Dr. Kang obtained his Ph.D. in Biochemistry in South Korea. At that time, he developed a substance for suppressing epilepsy and researched the discovery of new substances related to arteriosclerosis. Afterward, he worked as a research professor at the Catholic University of Daegu, teaching students while studying the mechanism of action of new anti-cancer substances. As a postdoctoral researcher at the University of Pittsburgh in the United States, Dr. Kang conducted autophagy-related research with Dr. Yin and mitochondrial protease function research with Dr. Maurizi at NCI. For the past ten years, Dr. Kang has researched pulmonary fibrosis and liver disease with Dr. Leof and Dr. LaRusso at the Mayo Clinic. He has also mentored graduate students as an assistant professor and is currently working as a reviewer for several journals.
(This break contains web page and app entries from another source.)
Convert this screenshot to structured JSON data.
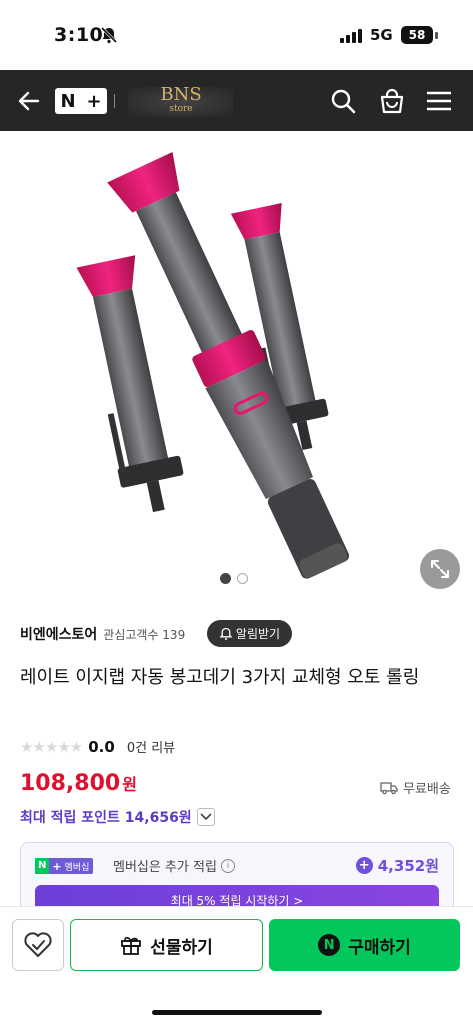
{
  "status_bar": {
    "time": "3:10",
    "network": "5G",
    "battery": "58"
  },
  "nav": {
    "brand_main": "BNS",
    "brand_sub": "store",
    "nplus_n": "N",
    "nplus_plus": "+"
  },
  "gallery": {
    "current_slide": 1,
    "total_slides": 2
  },
  "store": {
    "name": "비엔에스토어",
    "followers_label": "관심고객수 139",
    "alarm_button": "알림받기"
  },
  "product": {
    "title": "레이트 이지랩 자동 봉고데기 3가지 교체형 오토 롤링",
    "rating_stars": "★★★★★",
    "rating_score": "0.0",
    "review_count": "0건 리뷰",
    "price": "108,800",
    "currency": "원",
    "shipping": "무료배송",
    "max_points": "최대 적립 포인트 14,656원"
  },
  "membership": {
    "tag": "멤버십",
    "text": "멤버십은 추가 적립",
    "points": "4,352원",
    "cta": "최대 5% 적립 시작하기 >"
  },
  "actions": {
    "gift": "선물하기",
    "buy": "구매하기",
    "buy_logo": "N"
  },
  "colors": {
    "price": "#e0102f",
    "points": "#5b3cc4",
    "buy": "#03c75a",
    "nav_bg": "#262626",
    "product_accent": "#e5186e"
  }
}
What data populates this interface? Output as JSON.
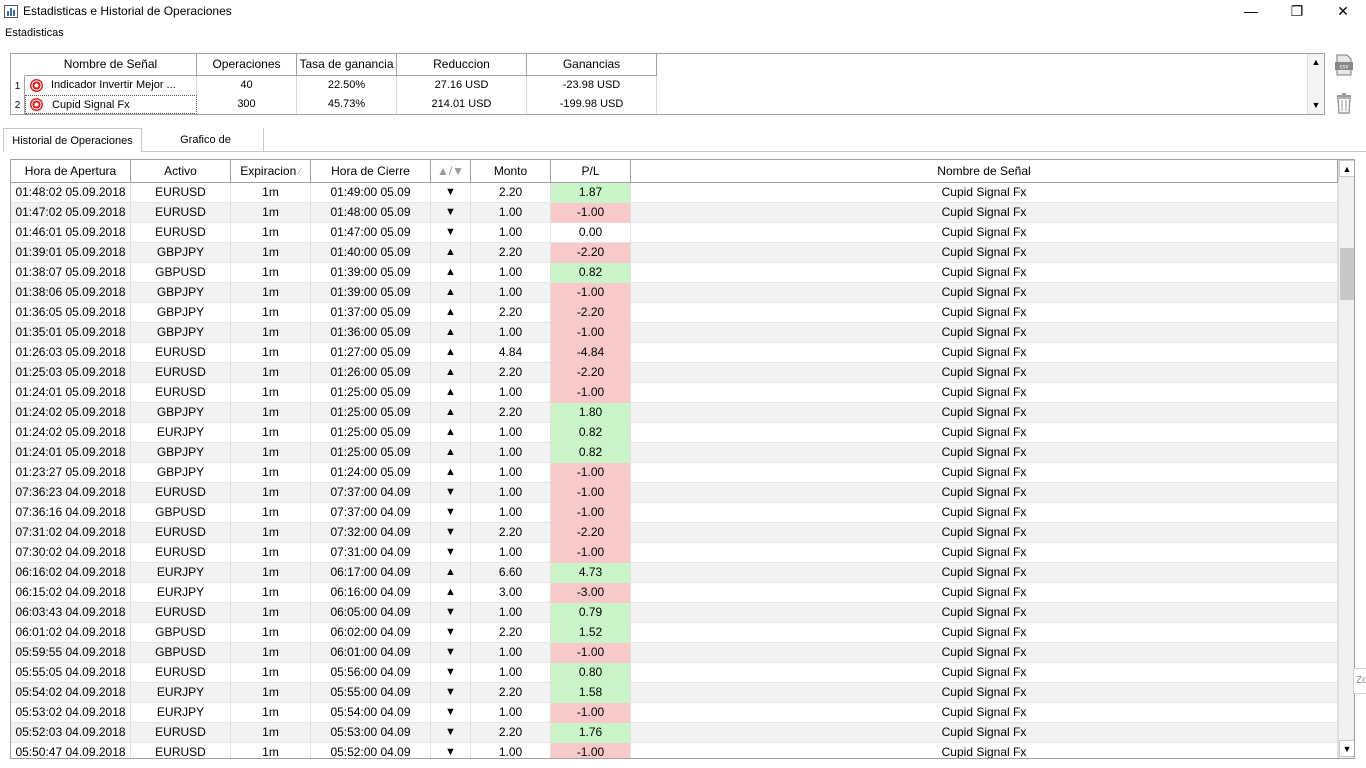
{
  "window": {
    "title": "Estadisticas e Historial de Operaciones",
    "min_glyph": "—",
    "max_glyph": "❐",
    "close_glyph": "✕"
  },
  "stats": {
    "section_label": "Estadisticas",
    "headers": [
      "Nombre de Señal",
      "Operaciones",
      "Tasa de ganancia",
      "Reduccion",
      "Ganancias"
    ],
    "rows": [
      {
        "num": "1",
        "name": "Indicador Invertir Mejor ...",
        "ops": "40",
        "rate": "22.50%",
        "reduction": "27.16 USD",
        "gains": "-23.98 USD"
      },
      {
        "num": "2",
        "name": "Cupid Signal Fx",
        "ops": "300",
        "rate": "45.73%",
        "reduction": "214.01 USD",
        "gains": "-199.98 USD"
      }
    ],
    "side_buttons": [
      "csv-export-icon",
      "trash-icon"
    ]
  },
  "tabs": [
    {
      "label": "Historial de Operaciones",
      "active": true
    },
    {
      "label": "Grafico de Ganacias",
      "active": false
    }
  ],
  "history": {
    "headers": [
      "Hora de Apertura",
      "Activo",
      "Expiracion",
      "Hora de Cierre",
      "▲/▼",
      "Monto",
      "P/L",
      "Nombre de Señal"
    ],
    "rows": [
      {
        "open": "01:48:02 05.09.2018",
        "asset": "EURUSD",
        "exp": "1m",
        "close": "01:49:00 05.09",
        "dir": "▼",
        "amount": "2.20",
        "pl": "1.87",
        "plc": "pos",
        "signal": "Cupid Signal Fx"
      },
      {
        "open": "01:47:02 05.09.2018",
        "asset": "EURUSD",
        "exp": "1m",
        "close": "01:48:00 05.09",
        "dir": "▼",
        "amount": "1.00",
        "pl": "-1.00",
        "plc": "neg",
        "signal": "Cupid Signal Fx"
      },
      {
        "open": "01:46:01 05.09.2018",
        "asset": "EURUSD",
        "exp": "1m",
        "close": "01:47:00 05.09",
        "dir": "▼",
        "amount": "1.00",
        "pl": "0.00",
        "plc": "zero",
        "signal": "Cupid Signal Fx"
      },
      {
        "open": "01:39:01 05.09.2018",
        "asset": "GBPJPY",
        "exp": "1m",
        "close": "01:40:00 05.09",
        "dir": "▲",
        "amount": "2.20",
        "pl": "-2.20",
        "plc": "neg",
        "signal": "Cupid Signal Fx"
      },
      {
        "open": "01:38:07 05.09.2018",
        "asset": "GBPUSD",
        "exp": "1m",
        "close": "01:39:00 05.09",
        "dir": "▲",
        "amount": "1.00",
        "pl": "0.82",
        "plc": "pos",
        "signal": "Cupid Signal Fx"
      },
      {
        "open": "01:38:06 05.09.2018",
        "asset": "GBPJPY",
        "exp": "1m",
        "close": "01:39:00 05.09",
        "dir": "▲",
        "amount": "1.00",
        "pl": "-1.00",
        "plc": "neg",
        "signal": "Cupid Signal Fx"
      },
      {
        "open": "01:36:05 05.09.2018",
        "asset": "GBPJPY",
        "exp": "1m",
        "close": "01:37:00 05.09",
        "dir": "▲",
        "amount": "2.20",
        "pl": "-2.20",
        "plc": "neg",
        "signal": "Cupid Signal Fx"
      },
      {
        "open": "01:35:01 05.09.2018",
        "asset": "GBPJPY",
        "exp": "1m",
        "close": "01:36:00 05.09",
        "dir": "▲",
        "amount": "1.00",
        "pl": "-1.00",
        "plc": "neg",
        "signal": "Cupid Signal Fx"
      },
      {
        "open": "01:26:03 05.09.2018",
        "asset": "EURUSD",
        "exp": "1m",
        "close": "01:27:00 05.09",
        "dir": "▲",
        "amount": "4.84",
        "pl": "-4.84",
        "plc": "neg",
        "signal": "Cupid Signal Fx"
      },
      {
        "open": "01:25:03 05.09.2018",
        "asset": "EURUSD",
        "exp": "1m",
        "close": "01:26:00 05.09",
        "dir": "▲",
        "amount": "2.20",
        "pl": "-2.20",
        "plc": "neg",
        "signal": "Cupid Signal Fx"
      },
      {
        "open": "01:24:01 05.09.2018",
        "asset": "EURUSD",
        "exp": "1m",
        "close": "01:25:00 05.09",
        "dir": "▲",
        "amount": "1.00",
        "pl": "-1.00",
        "plc": "neg",
        "signal": "Cupid Signal Fx"
      },
      {
        "open": "01:24:02 05.09.2018",
        "asset": "GBPJPY",
        "exp": "1m",
        "close": "01:25:00 05.09",
        "dir": "▲",
        "amount": "2.20",
        "pl": "1.80",
        "plc": "pos",
        "signal": "Cupid Signal Fx"
      },
      {
        "open": "01:24:02 05.09.2018",
        "asset": "EURJPY",
        "exp": "1m",
        "close": "01:25:00 05.09",
        "dir": "▲",
        "amount": "1.00",
        "pl": "0.82",
        "plc": "pos",
        "signal": "Cupid Signal Fx"
      },
      {
        "open": "01:24:01 05.09.2018",
        "asset": "GBPJPY",
        "exp": "1m",
        "close": "01:25:00 05.09",
        "dir": "▲",
        "amount": "1.00",
        "pl": "0.82",
        "plc": "pos",
        "signal": "Cupid Signal Fx"
      },
      {
        "open": "01:23:27 05.09.2018",
        "asset": "GBPJPY",
        "exp": "1m",
        "close": "01:24:00 05.09",
        "dir": "▲",
        "amount": "1.00",
        "pl": "-1.00",
        "plc": "neg",
        "signal": "Cupid Signal Fx"
      },
      {
        "open": "07:36:23 04.09.2018",
        "asset": "EURUSD",
        "exp": "1m",
        "close": "07:37:00 04.09",
        "dir": "▼",
        "amount": "1.00",
        "pl": "-1.00",
        "plc": "neg",
        "signal": "Cupid Signal Fx"
      },
      {
        "open": "07:36:16 04.09.2018",
        "asset": "GBPUSD",
        "exp": "1m",
        "close": "07:37:00 04.09",
        "dir": "▼",
        "amount": "1.00",
        "pl": "-1.00",
        "plc": "neg",
        "signal": "Cupid Signal Fx"
      },
      {
        "open": "07:31:02 04.09.2018",
        "asset": "EURUSD",
        "exp": "1m",
        "close": "07:32:00 04.09",
        "dir": "▼",
        "amount": "2.20",
        "pl": "-2.20",
        "plc": "neg",
        "signal": "Cupid Signal Fx"
      },
      {
        "open": "07:30:02 04.09.2018",
        "asset": "EURUSD",
        "exp": "1m",
        "close": "07:31:00 04.09",
        "dir": "▼",
        "amount": "1.00",
        "pl": "-1.00",
        "plc": "neg",
        "signal": "Cupid Signal Fx"
      },
      {
        "open": "06:16:02 04.09.2018",
        "asset": "EURJPY",
        "exp": "1m",
        "close": "06:17:00 04.09",
        "dir": "▲",
        "amount": "6.60",
        "pl": "4.73",
        "plc": "pos",
        "signal": "Cupid Signal Fx"
      },
      {
        "open": "06:15:02 04.09.2018",
        "asset": "EURJPY",
        "exp": "1m",
        "close": "06:16:00 04.09",
        "dir": "▲",
        "amount": "3.00",
        "pl": "-3.00",
        "plc": "neg",
        "signal": "Cupid Signal Fx"
      },
      {
        "open": "06:03:43 04.09.2018",
        "asset": "EURUSD",
        "exp": "1m",
        "close": "06:05:00 04.09",
        "dir": "▼",
        "amount": "1.00",
        "pl": "0.79",
        "plc": "pos",
        "signal": "Cupid Signal Fx"
      },
      {
        "open": "06:01:02 04.09.2018",
        "asset": "GBPUSD",
        "exp": "1m",
        "close": "06:02:00 04.09",
        "dir": "▼",
        "amount": "2.20",
        "pl": "1.52",
        "plc": "pos",
        "signal": "Cupid Signal Fx"
      },
      {
        "open": "05:59:55 04.09.2018",
        "asset": "GBPUSD",
        "exp": "1m",
        "close": "06:01:00 04.09",
        "dir": "▼",
        "amount": "1.00",
        "pl": "-1.00",
        "plc": "neg",
        "signal": "Cupid Signal Fx"
      },
      {
        "open": "05:55:05 04.09.2018",
        "asset": "EURUSD",
        "exp": "1m",
        "close": "05:56:00 04.09",
        "dir": "▼",
        "amount": "1.00",
        "pl": "0.80",
        "plc": "pos",
        "signal": "Cupid Signal Fx"
      },
      {
        "open": "05:54:02 04.09.2018",
        "asset": "EURJPY",
        "exp": "1m",
        "close": "05:55:00 04.09",
        "dir": "▼",
        "amount": "2.20",
        "pl": "1.58",
        "plc": "pos",
        "signal": "Cupid Signal Fx"
      },
      {
        "open": "05:53:02 04.09.2018",
        "asset": "EURJPY",
        "exp": "1m",
        "close": "05:54:00 04.09",
        "dir": "▼",
        "amount": "1.00",
        "pl": "-1.00",
        "plc": "neg",
        "signal": "Cupid Signal Fx"
      },
      {
        "open": "05:52:03 04.09.2018",
        "asset": "EURUSD",
        "exp": "1m",
        "close": "05:53:00 04.09",
        "dir": "▼",
        "amount": "2.20",
        "pl": "1.76",
        "plc": "pos",
        "signal": "Cupid Signal Fx"
      },
      {
        "open": "05:50:47 04.09.2018",
        "asset": "EURUSD",
        "exp": "1m",
        "close": "05:52:00 04.09",
        "dir": "▼",
        "amount": "1.00",
        "pl": "-1.00",
        "plc": "neg",
        "signal": "Cupid Signal Fx"
      }
    ]
  },
  "edge_tab": {
    "label": "Zo"
  },
  "colors": {
    "positive": "#c9f5c9",
    "negative": "#f7c9c9"
  }
}
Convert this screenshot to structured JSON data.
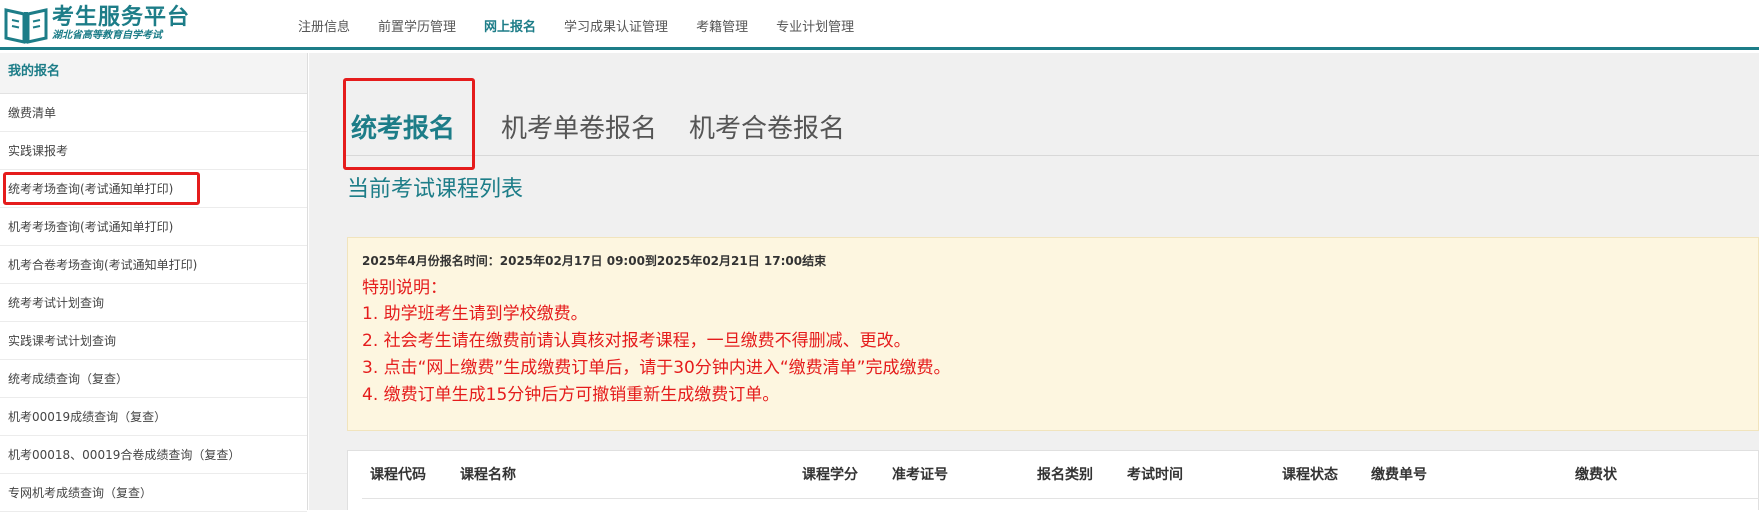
{
  "header": {
    "logo_title": "考生服务平台",
    "logo_subtitle": "湖北省高等教育自学考试",
    "nav": [
      {
        "label": "注册信息"
      },
      {
        "label": "前置学历管理"
      },
      {
        "label": "网上报名",
        "active": true
      },
      {
        "label": "学习成果认证管理"
      },
      {
        "label": "考籍管理"
      },
      {
        "label": "专业计划管理"
      }
    ]
  },
  "sidebar": {
    "title": "我的报名",
    "items": [
      {
        "label": "缴费清单"
      },
      {
        "label": "实践课报考"
      },
      {
        "label": "统考考场查询(考试通知单打印)",
        "highlighted": true
      },
      {
        "label": "机考考场查询(考试通知单打印)"
      },
      {
        "label": "机考合卷考场查询(考试通知单打印)"
      },
      {
        "label": "统考考试计划查询"
      },
      {
        "label": "实践课考试计划查询"
      },
      {
        "label": "统考成绩查询（复查）"
      },
      {
        "label": "机考00019成绩查询（复查）"
      },
      {
        "label": "机考00018、00019合卷成绩查询（复查）"
      },
      {
        "label": "专网机考成绩查询（复查）"
      }
    ]
  },
  "main": {
    "tabs": [
      {
        "label": "统考报名",
        "active": true
      },
      {
        "label": "机考单卷报名"
      },
      {
        "label": "机考合卷报名"
      }
    ],
    "section_title": "当前考试课程列表",
    "notice": {
      "time": "2025年4月份报名时间：2025年02月17日 09:00到2025年02月21日 17:00结束",
      "heading": "特别说明：",
      "lines": [
        "1. 助学班考生请到学校缴费。",
        "2. 社会考生请在缴费前请认真核对报考课程，一旦缴费不得删减、更改。",
        "3. 点击“网上缴费”生成缴费订单后，请于30分钟内进入“缴费清单”完成缴费。",
        "4. 缴费订单生成15分钟后方可撤销重新生成缴费订单。"
      ]
    },
    "table": {
      "columns": [
        "课程代码",
        "课程名称",
        "课程学分",
        "准考证号",
        "报名类别",
        "考试时间",
        "课程状态",
        "缴费单号",
        "缴费状"
      ]
    }
  },
  "colors": {
    "brand": "#1d7d88",
    "alert": "#e51c1c",
    "notice_bg": "#fdf6e0"
  }
}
Currently, his research explores challenges of drug delivery among the tumor microenvironment related to the blood-brain barrier and malignant glioma.
Sanghee earned her Master's degree from Seoul National University in Neuroscience. Prior to the NIH, she performed cGMP and GLP cell manufacturing and drug therapy on neonatal hypoxic-ischemic encephalopathy animal model with mechanism research at Johns Hopkins University and Millipore Sigma dedicated to neuroscience, cancer research, molecular biology and cell biology. Her current research explores the permeability of the blood-tumor barrier among malignant gliomas in in vitro and rodent glioma models.
Minhye earned her B.S. in Biological Science from Sungkyunkwan University and an M.S. in Medicine from Seoul National University in South Korea where she performed molecular biology and genomics research. She then worked at Korea Institute of Science and Technology in Proteomics and worked at Johns Hopkins University in Neuroscience. Her current work focuses on the role of transient blood-tumor barrier disruption to enhance CNS drug delivery, using allograft and xenograft rodent glioma models.
Melissa Cesaire earned her Bachelor of Science in Biology with a concentration in Developmental Biology and Genetics from Penn State University. Her undergraduate thesis explored researchers’ views on how Adverse Childhood Experiences (ACE), epigenetic mechanisms, and poor health-related outcomes are interrelated. In the Summer of 2021, she investigated the causes behind hyperinsulinism and helped characterize the ABCC8 inactivating mutation in the Zebrafish model at the Laboratory of Dr. Diva D. De León Crutchlow, at the Children’s Hospital of Philadelphia. Melissa Cesaire was selected as a National Institutes of Health, Undergraduate Scholarship Program Scholar (UGSP), and was hired by the NIH Office of the director as a full-time federal employee upon graduation. Her current work focuses on evaluating drug proteins that can transiently disrupt tight junctions between endothelial cells of the BBB to improve drug delivery to malignant glioma. Melissa is currently applying to MD and MD/PhD programs for a future career in medicine.
Kayen is originally from Seattle and earned his B.A. from Vassar College in neuroscience and behavior with a minor in chemistry. As an undergraduate, he investigated the role of prelimbic astrocytes in a spatial working memory paradigm. Currently, he is focusing on understanding the migratory patterns of cancer cells with different chemotherapeutic agents and evaluating drug entry using glioma model intratumoral microdialysis sampling. Kayen is currently applying to MD and MD/PhD programs for a future career in medicine.
Mahalia Dalmage, BS, Special volunteer
- Christina Conrad, PhD, Post-doc fellow
- Brandon Foster, BA, Post-bac fellow
- Caitlyn Meek, MS, Graduate fellow
- Matthew McCord, MD, MRSP fellow
- Amelie Vezina, MS, PhD, Post-doc fellow